**Materials provided**
□ □ □ □
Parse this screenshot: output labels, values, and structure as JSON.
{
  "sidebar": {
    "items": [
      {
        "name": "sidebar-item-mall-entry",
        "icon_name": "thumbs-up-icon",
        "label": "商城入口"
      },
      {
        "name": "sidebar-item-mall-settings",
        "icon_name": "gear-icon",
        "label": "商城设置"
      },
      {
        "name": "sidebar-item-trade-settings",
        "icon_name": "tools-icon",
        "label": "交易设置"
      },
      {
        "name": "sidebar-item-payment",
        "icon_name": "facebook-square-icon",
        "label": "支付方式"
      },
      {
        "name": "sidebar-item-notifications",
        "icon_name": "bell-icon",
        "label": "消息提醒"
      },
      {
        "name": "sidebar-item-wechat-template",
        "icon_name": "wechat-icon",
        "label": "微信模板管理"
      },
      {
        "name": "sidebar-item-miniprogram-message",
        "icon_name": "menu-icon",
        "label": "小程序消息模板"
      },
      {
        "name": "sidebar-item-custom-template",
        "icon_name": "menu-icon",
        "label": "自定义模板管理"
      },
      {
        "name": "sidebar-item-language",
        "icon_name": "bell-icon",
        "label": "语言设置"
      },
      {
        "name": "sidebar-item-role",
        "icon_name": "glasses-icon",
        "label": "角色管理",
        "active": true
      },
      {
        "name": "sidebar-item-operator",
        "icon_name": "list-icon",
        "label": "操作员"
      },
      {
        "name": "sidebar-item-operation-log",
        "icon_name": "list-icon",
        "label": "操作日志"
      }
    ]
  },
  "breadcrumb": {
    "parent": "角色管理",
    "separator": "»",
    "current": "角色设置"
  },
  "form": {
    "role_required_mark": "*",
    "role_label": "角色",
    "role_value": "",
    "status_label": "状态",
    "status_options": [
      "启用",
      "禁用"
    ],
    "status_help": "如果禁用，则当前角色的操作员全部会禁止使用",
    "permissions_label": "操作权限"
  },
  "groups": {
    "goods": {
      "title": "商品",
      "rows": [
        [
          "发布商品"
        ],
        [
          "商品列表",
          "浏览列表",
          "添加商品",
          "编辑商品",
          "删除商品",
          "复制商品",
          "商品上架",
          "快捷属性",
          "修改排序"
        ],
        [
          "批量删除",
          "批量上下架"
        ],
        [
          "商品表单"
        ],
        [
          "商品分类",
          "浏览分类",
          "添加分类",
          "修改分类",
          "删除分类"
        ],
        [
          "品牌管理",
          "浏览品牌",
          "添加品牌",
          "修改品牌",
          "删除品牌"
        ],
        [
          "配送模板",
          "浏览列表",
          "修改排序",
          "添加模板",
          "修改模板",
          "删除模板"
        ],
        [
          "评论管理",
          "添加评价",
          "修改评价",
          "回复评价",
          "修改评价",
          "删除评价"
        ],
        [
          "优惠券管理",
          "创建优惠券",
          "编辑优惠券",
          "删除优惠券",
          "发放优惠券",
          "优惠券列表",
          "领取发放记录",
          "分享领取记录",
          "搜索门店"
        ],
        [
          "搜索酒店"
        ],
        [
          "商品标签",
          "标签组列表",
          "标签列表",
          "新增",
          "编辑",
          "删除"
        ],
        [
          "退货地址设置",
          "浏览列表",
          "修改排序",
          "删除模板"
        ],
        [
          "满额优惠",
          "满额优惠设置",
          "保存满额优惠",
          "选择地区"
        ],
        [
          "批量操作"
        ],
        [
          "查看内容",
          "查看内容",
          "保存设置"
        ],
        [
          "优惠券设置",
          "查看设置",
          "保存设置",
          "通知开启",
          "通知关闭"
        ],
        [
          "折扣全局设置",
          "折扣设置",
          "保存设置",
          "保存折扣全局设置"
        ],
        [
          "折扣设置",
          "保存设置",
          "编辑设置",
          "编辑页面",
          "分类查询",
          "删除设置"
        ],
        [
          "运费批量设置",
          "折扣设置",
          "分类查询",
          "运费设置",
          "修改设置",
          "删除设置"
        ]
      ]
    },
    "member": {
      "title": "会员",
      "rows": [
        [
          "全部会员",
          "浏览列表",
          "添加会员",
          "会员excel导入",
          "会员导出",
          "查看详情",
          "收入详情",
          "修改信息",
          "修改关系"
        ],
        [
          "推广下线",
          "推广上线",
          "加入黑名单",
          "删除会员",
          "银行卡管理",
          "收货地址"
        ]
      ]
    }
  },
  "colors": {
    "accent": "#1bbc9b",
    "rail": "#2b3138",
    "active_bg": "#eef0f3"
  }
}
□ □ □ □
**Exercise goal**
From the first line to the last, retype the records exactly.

**Written response**
Parse this screenshot: output labels, values, and structure as JSON.
{
  "sidebar": {
    "items": [
      {
        "name": "sidebar-item-mall-entry",
        "icon_name": "thumbs-up-icon",
        "label": "商城入口"
      },
      {
        "name": "sidebar-item-mall-settings",
        "icon_name": "gear-icon",
        "label": "商城设置"
      },
      {
        "name": "sidebar-item-trade-settings",
        "icon_name": "tools-icon",
        "label": "交易设置"
      },
      {
        "name": "sidebar-item-payment",
        "icon_name": "facebook-square-icon",
        "label": "支付方式"
      },
      {
        "name": "sidebar-item-notifications",
        "icon_name": "bell-icon",
        "label": "消息提醒"
      },
      {
        "name": "sidebar-item-wechat-template",
        "icon_name": "wechat-icon",
        "label": "微信模板管理"
      },
      {
        "name": "sidebar-item-miniprogram-message",
        "icon_name": "menu-icon",
        "label": "小程序消息模板"
      },
      {
        "name": "sidebar-item-custom-template",
        "icon_name": "menu-icon",
        "label": "自定义模板管理"
      },
      {
        "name": "sidebar-item-language",
        "icon_name": "bell-icon",
        "label": "语言设置"
      },
      {
        "name": "sidebar-item-role",
        "icon_name": "glasses-icon",
        "label": "角色管理",
        "active": true
      },
      {
        "name": "sidebar-item-operator",
        "icon_name": "list-icon",
        "label": "操作员"
      },
      {
        "name": "sidebar-item-operation-log",
        "icon_name": "list-icon",
        "label": "操作日志"
      }
    ]
  },
  "breadcrumb": {
    "parent": "角色管理",
    "separator": "»",
    "current": "角色设置"
  },
  "form": {
    "role_required_mark": "*",
    "role_label": "角色",
    "role_value": "",
    "status_label": "状态",
    "status_options": [
      "启用",
      "禁用"
    ],
    "status_help": "如果禁用，则当前角色的操作员全部会禁止使用",
    "permissions_label": "操作权限"
  },
  "groups": {
    "goods": {
      "title": "商品",
      "rows": [
        [
          "发布商品"
        ],
        [
          "商品列表",
          "浏览列表",
          "添加商品",
          "编辑商品",
          "删除商品",
          "复制商品",
          "商品上架",
          "快捷属性",
          "修改排序"
        ],
        [
          "批量删除",
          "批量上下架"
        ],
        [
          "商品表单"
        ],
        [
          "商品分类",
          "浏览分类",
          "添加分类",
          "修改分类",
          "删除分类"
        ],
        [
          "品牌管理",
          "浏览品牌",
          "添加品牌",
          "修改品牌",
          "删除品牌"
        ],
        [
          "配送模板",
          "浏览列表",
          "修改排序",
          "添加模板",
          "修改模板",
          "删除模板"
        ],
        [
          "评论管理",
          "添加评价",
          "修改评价",
          "回复评价",
          "修改评价",
          "删除评价"
        ],
        [
          "优惠券管理",
          "创建优惠券",
          "编辑优惠券",
          "删除优惠券",
          "发放优惠券",
          "优惠券列表",
          "领取发放记录",
          "分享领取记录",
          "搜索门店"
        ],
        [
          "搜索酒店"
        ],
        [
          "商品标签",
          "标签组列表",
          "标签列表",
          "新增",
          "编辑",
          "删除"
        ],
        [
          "退货地址设置",
          "浏览列表",
          "修改排序",
          "删除模板"
        ],
        [
          "满额优惠",
          "满额优惠设置",
          "保存满额优惠",
          "选择地区"
        ],
        [
          "批量操作"
        ],
        [
          "查看内容",
          "查看内容",
          "保存设置"
        ],
        [
          "优惠券设置",
          "查看设置",
          "保存设置",
          "通知开启",
          "通知关闭"
        ],
        [
          "折扣全局设置",
          "折扣设置",
          "保存设置",
          "保存折扣全局设置"
        ],
        [
          "折扣设置",
          "保存设置",
          "编辑设置",
          "编辑页面",
          "分类查询",
          "删除设置"
        ],
        [
          "运费批量设置",
          "折扣设置",
          "分类查询",
          "运费设置",
          "修改设置",
          "删除设置"
        ]
      ]
    },
    "member": {
      "title": "会员",
      "rows": [
        [
          "全部会员",
          "浏览列表",
          "添加会员",
          "会员excel导入",
          "会员导出",
          "查看详情",
          "收入详情",
          "修改信息",
          "修改关系"
        ],
        [
          "推广下线",
          "推广上线",
          "加入黑名单",
          "删除会员",
          "银行卡管理",
          "收货地址"
        ]
      ]
    }
  },
  "colors": {
    "accent": "#1bbc9b",
    "rail": "#2b3138",
    "active_bg": "#eef0f3"
  }
}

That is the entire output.